=== DATA LISTING ===
Segment Open

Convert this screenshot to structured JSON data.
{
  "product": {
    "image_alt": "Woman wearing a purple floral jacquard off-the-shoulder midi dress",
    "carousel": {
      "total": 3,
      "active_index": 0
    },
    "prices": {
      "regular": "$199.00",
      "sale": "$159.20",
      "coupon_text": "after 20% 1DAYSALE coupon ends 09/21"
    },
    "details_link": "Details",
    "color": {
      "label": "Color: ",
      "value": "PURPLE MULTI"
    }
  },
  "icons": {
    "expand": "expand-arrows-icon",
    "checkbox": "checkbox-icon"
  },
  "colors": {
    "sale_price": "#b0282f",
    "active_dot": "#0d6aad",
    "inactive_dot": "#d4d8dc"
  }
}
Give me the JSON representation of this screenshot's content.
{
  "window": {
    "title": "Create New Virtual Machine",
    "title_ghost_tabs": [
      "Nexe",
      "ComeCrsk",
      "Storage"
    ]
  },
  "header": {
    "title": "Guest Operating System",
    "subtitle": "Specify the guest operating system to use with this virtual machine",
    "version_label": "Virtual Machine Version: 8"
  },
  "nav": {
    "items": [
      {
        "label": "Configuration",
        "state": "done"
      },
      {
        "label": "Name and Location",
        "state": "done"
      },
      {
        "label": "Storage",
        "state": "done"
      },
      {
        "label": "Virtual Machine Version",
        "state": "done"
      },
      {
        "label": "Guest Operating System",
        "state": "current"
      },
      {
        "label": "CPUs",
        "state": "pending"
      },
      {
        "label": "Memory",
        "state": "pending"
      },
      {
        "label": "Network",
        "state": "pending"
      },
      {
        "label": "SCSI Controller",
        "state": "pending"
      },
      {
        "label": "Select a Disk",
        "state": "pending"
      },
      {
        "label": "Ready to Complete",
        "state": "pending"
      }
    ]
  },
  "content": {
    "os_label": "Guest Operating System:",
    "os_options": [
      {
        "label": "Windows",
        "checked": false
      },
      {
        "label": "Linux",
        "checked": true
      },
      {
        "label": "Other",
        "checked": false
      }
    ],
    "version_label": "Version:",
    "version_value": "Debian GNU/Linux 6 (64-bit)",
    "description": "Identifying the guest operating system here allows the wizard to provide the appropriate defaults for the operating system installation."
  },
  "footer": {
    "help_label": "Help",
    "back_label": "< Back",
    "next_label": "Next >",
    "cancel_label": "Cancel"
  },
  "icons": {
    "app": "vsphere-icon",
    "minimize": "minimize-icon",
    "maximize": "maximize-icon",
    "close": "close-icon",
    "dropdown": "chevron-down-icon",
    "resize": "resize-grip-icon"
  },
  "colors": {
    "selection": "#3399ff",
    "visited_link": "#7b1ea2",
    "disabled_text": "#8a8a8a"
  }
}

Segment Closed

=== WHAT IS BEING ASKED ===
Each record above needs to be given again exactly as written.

=== ANSWER TO THIS PROBLEM ===
Convert this screenshot to structured JSON data.
{
  "product": {
    "image_alt": "Woman wearing a purple floral jacquard off-the-shoulder midi dress",
    "carousel": {
      "total": 3,
      "active_index": 0
    },
    "prices": {
      "regular": "$199.00",
      "sale": "$159.20",
      "coupon_text": "after 20% 1DAYSALE coupon ends 09/21"
    },
    "details_link": "Details",
    "color": {
      "label": "Color: ",
      "value": "PURPLE MULTI"
    }
  },
  "icons": {
    "expand": "expand-arrows-icon",
    "checkbox": "checkbox-icon"
  },
  "colors": {
    "sale_price": "#b0282f",
    "active_dot": "#0d6aad",
    "inactive_dot": "#d4d8dc"
  }
}
Give me the JSON representation of this screenshot's content.
{
  "window": {
    "title": "Create New Virtual Machine",
    "title_ghost_tabs": [
      "Nexe",
      "ComeCrsk",
      "Storage"
    ]
  },
  "header": {
    "title": "Guest Operating System",
    "subtitle": "Specify the guest operating system to use with this virtual machine",
    "version_label": "Virtual Machine Version: 8"
  },
  "nav": {
    "items": [
      {
        "label": "Configuration",
        "state": "done"
      },
      {
        "label": "Name and Location",
        "state": "done"
      },
      {
        "label": "Storage",
        "state": "done"
      },
      {
        "label": "Virtual Machine Version",
        "state": "done"
      },
      {
        "label": "Guest Operating System",
        "state": "current"
      },
      {
        "label": "CPUs",
        "state": "pending"
      },
      {
        "label": "Memory",
        "state": "pending"
      },
      {
        "label": "Network",
        "state": "pending"
      },
      {
        "label": "SCSI Controller",
        "state": "pending"
      },
      {
        "label": "Select a Disk",
        "state": "pending"
      },
      {
        "label": "Ready to Complete",
        "state": "pending"
      }
    ]
  },
  "content": {
    "os_label": "Guest Operating System:",
    "os_options": [
      {
        "label": "Windows",
        "checked": false
      },
      {
        "label": "Linux",
        "checked": true
      },
      {
        "label": "Other",
        "checked": false
      }
    ],
    "version_label": "Version:",
    "version_value": "Debian GNU/Linux 6 (64-bit)",
    "description": "Identifying the guest operating system here allows the wizard to provide the appropriate defaults for the operating system installation."
  },
  "footer": {
    "help_label": "Help",
    "back_label": "< Back",
    "next_label": "Next >",
    "cancel_label": "Cancel"
  },
  "icons": {
    "app": "vsphere-icon",
    "minimize": "minimize-icon",
    "maximize": "maximize-icon",
    "close": "close-icon",
    "dropdown": "chevron-down-icon",
    "resize": "resize-grip-icon"
  },
  "colors": {
    "selection": "#3399ff",
    "visited_link": "#7b1ea2",
    "disabled_text": "#8a8a8a"
  }
}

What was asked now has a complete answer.